In the United States and Canada, only licensed veterinarians can practice veterinary medicine. Veterinary medicine includes veterinary surgery, medicine and dentistry. Anyone providing dental services other than a licensed veterinarian, or a supervised and trained veterinary technician, is practicing veterinary medicine without a license and is subject to criminal charges.

 

This page addresses dental scaling procedures performed on pets without anesthesia, often by individuals untrained in veterinary dental techniques. Although the term Anesthesia-Free Dentistry has been used in this context, AVDC prefers to use the more accurate term Non-Professional Dental Scaling (NPDS) to describe this combination.

 

Owners of pets naturally are concerned when anesthesia is required for their pet. However, performing NPDS on an unanesthetized pet is inappropriate for the following reasons:
 

 

1. Dental tartar is firmly adhered to the surface of the teeth. Scaling to remove tartar is accomplished using ultrasonic and sonic power scalers, plus hand instruments that must have a sharp working edge to be used effectively. Even slight head movement by the patient could result in injury to the oral tissues of the patient, and the operator may be bitten when the patient reacts.
 

 

2. Professional dental scaling includes scaling the surfaces of the teeth both above and below the gingival margin (gum line), followed by dental polishing. The most critical part of a dental scaling procedure is scaling the tooth surfaces that are within the gingival pocket (the subgingival space between the gum and the root), where periodontal disease is active. Because the patient cooperates, dental scaling of human teeth performed by a professional trained in the procedures can be completed successfully without anesthesia. However, access to the subgingival area of every tooth is impossible in an unanesthetized canine or feline patient. Removal of dental tartar on the visible surfaces of the teeth has little effect on a pet's health, and provides a false sense of accomplishment. The effect is purely cosmetic.
 

 

3. Inhalation anesthesia using a cuffed endotracheal tube provides three important advantages... the cooperation of the patient with a procedure it does not understand, elimination of pain resulting from examination and treatment of affected dental tissues during the procedure, and protection of the airway and lungs from accidental aspiration.
 

 

4. A complete oral examination, which is an important part of a professional dental scaling procedure, is not possible in an unanesthetized patient.
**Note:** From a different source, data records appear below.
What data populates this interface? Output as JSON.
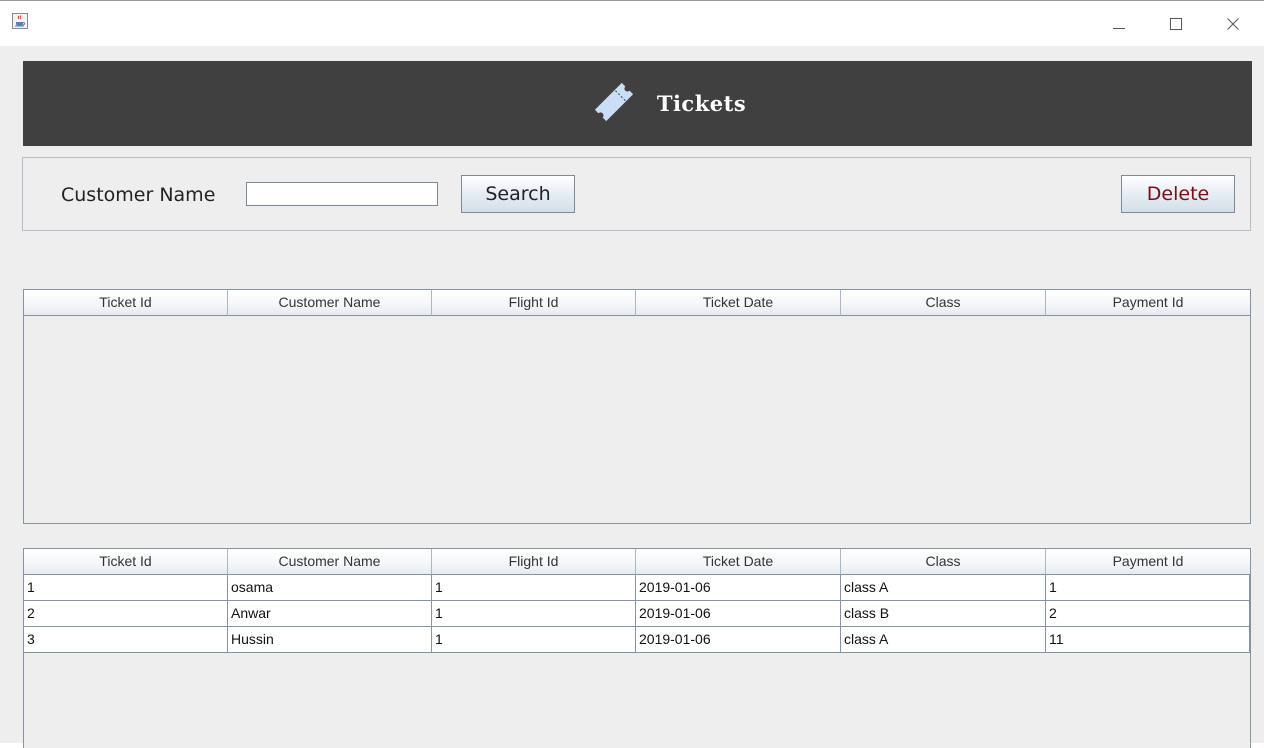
{
  "window": {
    "app_icon": "java-cup-icon",
    "controls": [
      "minimize-icon",
      "maximize-icon",
      "close-icon"
    ]
  },
  "header": {
    "title": "Tickets",
    "icon": "ticket-icon",
    "background": "#404040"
  },
  "search": {
    "label": "Customer Name",
    "value": "",
    "placeholder": "",
    "search_button": "Search",
    "delete_button": "Delete",
    "delete_color": "#7a0f0f"
  },
  "top_table": {
    "columns": [
      "Ticket Id",
      "Customer Name",
      "Flight Id",
      "Ticket Date",
      "Class",
      "Payment Id"
    ],
    "rows": []
  },
  "bottom_table": {
    "columns": [
      "Ticket Id",
      "Customer Name",
      "Flight Id",
      "Ticket Date",
      "Class",
      "Payment Id"
    ],
    "rows": [
      [
        "1",
        "osama",
        "1",
        "2019-01-06",
        "class A",
        "1"
      ],
      [
        "2",
        "Anwar",
        "1",
        "2019-01-06",
        "class B",
        "2"
      ],
      [
        "3",
        "Hussin",
        "1",
        "2019-01-06",
        "class A",
        "11"
      ]
    ]
  }
}
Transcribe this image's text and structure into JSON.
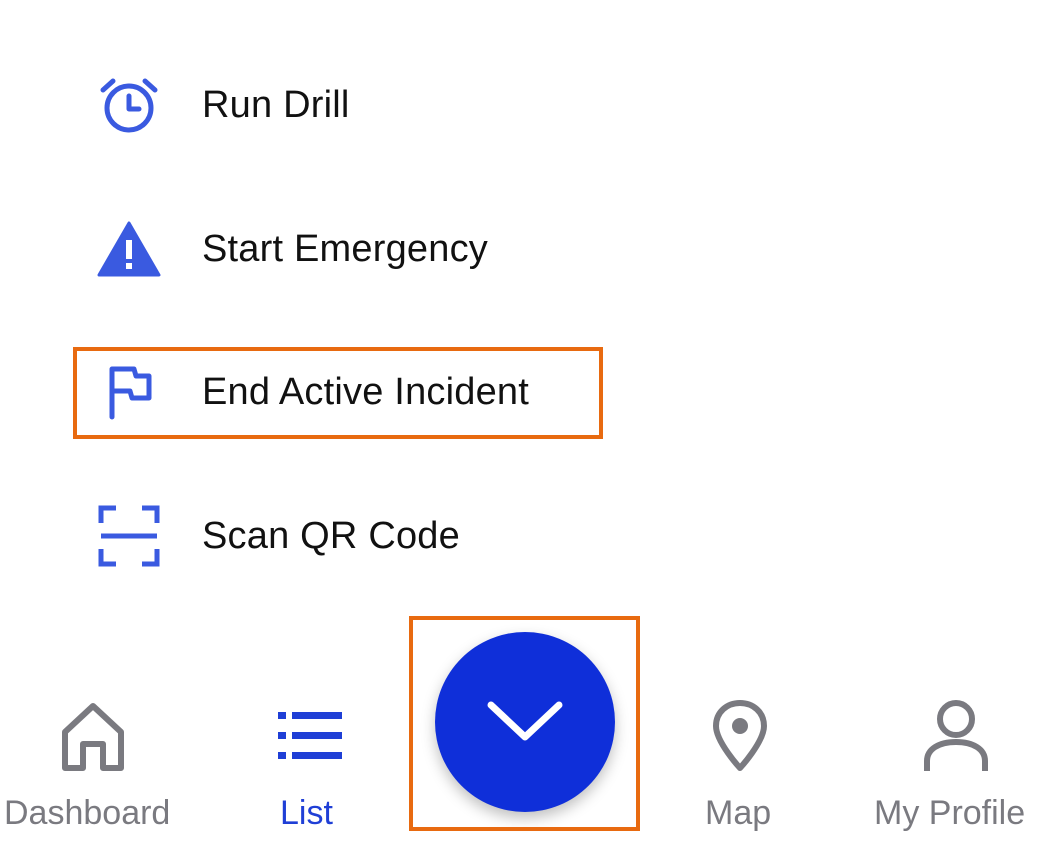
{
  "menu": {
    "items": [
      {
        "label": "Run Drill",
        "icon": "alarm-clock-icon"
      },
      {
        "label": "Start Emergency",
        "icon": "warning-icon"
      },
      {
        "label": "End Active Incident",
        "icon": "flag-icon"
      },
      {
        "label": "Scan QR Code",
        "icon": "qr-scan-icon"
      }
    ]
  },
  "bottom_nav": {
    "items": [
      {
        "label": "Dashboard",
        "icon": "home-icon",
        "active": false
      },
      {
        "label": "List",
        "icon": "list-icon",
        "active": true
      },
      {
        "label": "Map",
        "icon": "map-pin-icon",
        "active": false
      },
      {
        "label": "My Profile",
        "icon": "person-icon",
        "active": false
      }
    ],
    "fab_icon": "chevron-down-icon"
  },
  "colors": {
    "accent": "#3a5ae0",
    "fab": "#0f2fd9",
    "active_nav": "#1f3fd6",
    "inactive_nav": "#7a7a80",
    "highlight": "#e86a10"
  }
}
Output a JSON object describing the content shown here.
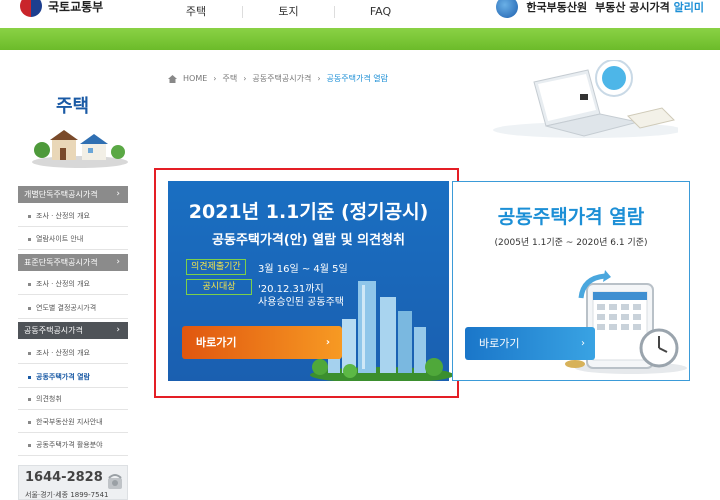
{
  "header": {
    "ministry": "국토교통부",
    "nav": [
      "주택",
      "토지",
      "FAQ"
    ],
    "agency": "한국부동산원",
    "service_prefix": "부동산 공시가격",
    "service_highlight": "알리미"
  },
  "sidebar": {
    "title": "주택",
    "sections": [
      {
        "label": "개별단독주택공시가격",
        "items": [
          "조사 · 산정의 개요",
          "열람사이트 안내"
        ]
      },
      {
        "label": "표준단독주택공시가격",
        "items": [
          "조사 · 산정의 개요",
          "연도별 결정공시가격"
        ]
      },
      {
        "label": "공동주택공시가격",
        "items": [
          "조사 · 산정의 개요",
          "공동주택가격 열람",
          "의견청취",
          "한국부동산원 지사안내",
          "공동주택가격 활용분야"
        ]
      }
    ],
    "active_item": "공동주택가격 열람",
    "phone": "1644-2828",
    "phone_sub": "서울·경기·세종 1899-7541"
  },
  "breadcrumb": [
    "HOME",
    "주택",
    "공동주택공시가격",
    "공동주택가격 열람"
  ],
  "notice_card": {
    "title1": "2021년 1.1기준 (정기공시)",
    "title2": "공동주택가격(안) 열람 및 의견청취",
    "tag1": "의견제출기간",
    "tag1_value": "3월 16일 ~ 4월 5일",
    "tag2": "공시대상",
    "tag2_value_line1": "'20.12.31까지",
    "tag2_value_line2": "사용승인된 공동주택",
    "button": "바로가기"
  },
  "view_card": {
    "title": "공동주택가격 열람",
    "subtitle": "(2005년 1.1기준 ~ 2020년 6.1 기준)",
    "button": "바로가기"
  },
  "colors": {
    "green_bar": "#6cbb2a",
    "primary_blue": "#1a6fc2",
    "accent_blue": "#1c8fd6",
    "orange": "#f07a1a",
    "highlight_red": "#e41e25"
  }
}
The surfaces of the teeth facing the tongue cannot be examined, and areas of disease and discomfort are likely to be missed.
 

 

Safe use of an anesthetic or sedative in a dog or cat requires evaluation of the general health and size of the patient to determine the appropriate drug and dose, and continual monitoring of the patient.
 

 

Veterinarians are trained in all of these procedures. Prescribing or administering anesthetic or sedative drugs by a non-veterinarian can be very dangerous, and is illegal. Although anesthesia will never be 100% risk-free, modern anesthetic and patient evaluation techniques used in veterinary hospitals minimize the risks, and millions of dental scaling procedures are safely performed each year in veterinary hospitals.
 

To minimize the need for professional dental scaling procedures and to maintain optimal oral health, AVDC recommends daily dental home care from an early age in dogs and cats. This should include brushing or use of other effective techniques to retard accumulation of dental plaque, such as dental diets and chew materials. This, combined with periodic examination of the patient by a veterinarian and with dental scaling under anesthesia when indicated, will optimize life-long oral health for dogs and cats. For information on effective oral hygiene products for dogs and cats, visit the Veterinary Oral Health Council web site (www.VOHC.org).

 

 

Please also visit our other Dental pages within this website -

Dr. Piper's Blog / Smelly Dog Breath? Think Dental Disease

The American Veterinary Dental Society